- **WHAT THE EXERCISE ASKS**
Extract each line holding the word "Mishiko" from the entries.

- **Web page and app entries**
------------------------

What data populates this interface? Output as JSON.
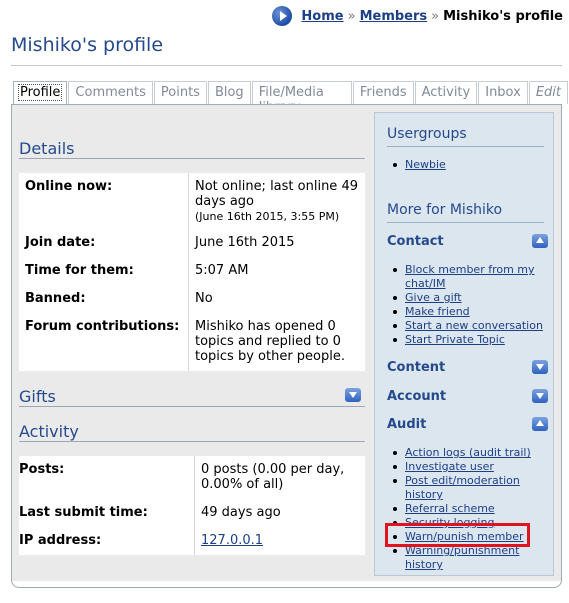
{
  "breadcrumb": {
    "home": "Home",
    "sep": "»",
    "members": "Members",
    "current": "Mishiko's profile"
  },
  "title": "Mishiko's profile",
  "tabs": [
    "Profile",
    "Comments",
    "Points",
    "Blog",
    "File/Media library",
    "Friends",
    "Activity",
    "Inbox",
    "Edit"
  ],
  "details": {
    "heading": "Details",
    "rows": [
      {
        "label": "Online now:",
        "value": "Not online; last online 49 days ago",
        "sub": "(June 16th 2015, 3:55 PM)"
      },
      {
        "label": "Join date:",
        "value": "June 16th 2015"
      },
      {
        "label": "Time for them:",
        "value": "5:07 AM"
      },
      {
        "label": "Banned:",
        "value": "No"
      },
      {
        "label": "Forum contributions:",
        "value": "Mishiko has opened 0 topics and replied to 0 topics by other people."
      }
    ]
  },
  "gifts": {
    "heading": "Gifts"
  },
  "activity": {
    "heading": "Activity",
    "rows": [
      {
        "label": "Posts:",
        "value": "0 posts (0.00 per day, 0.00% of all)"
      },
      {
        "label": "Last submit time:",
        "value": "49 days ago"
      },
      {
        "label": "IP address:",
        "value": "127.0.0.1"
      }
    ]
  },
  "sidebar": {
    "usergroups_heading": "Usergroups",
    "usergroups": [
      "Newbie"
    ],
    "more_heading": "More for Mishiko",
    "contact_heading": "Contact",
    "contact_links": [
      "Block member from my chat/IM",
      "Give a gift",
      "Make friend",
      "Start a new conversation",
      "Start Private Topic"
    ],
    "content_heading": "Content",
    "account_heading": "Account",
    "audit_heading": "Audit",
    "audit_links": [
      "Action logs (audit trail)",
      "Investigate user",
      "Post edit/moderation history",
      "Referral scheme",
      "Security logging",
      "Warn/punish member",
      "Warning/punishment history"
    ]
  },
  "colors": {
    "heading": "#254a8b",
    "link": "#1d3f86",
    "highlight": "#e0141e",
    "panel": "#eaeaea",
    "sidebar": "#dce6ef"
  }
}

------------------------

- **OUTPUT FOR THIS TASK**
    "current": "Mishiko's profile"
  "title": "Mishiko's profile",
        "value": "Mishiko has opened 0 topics and replied to 0 topics by other people."
    "more_heading": "More for Mishiko",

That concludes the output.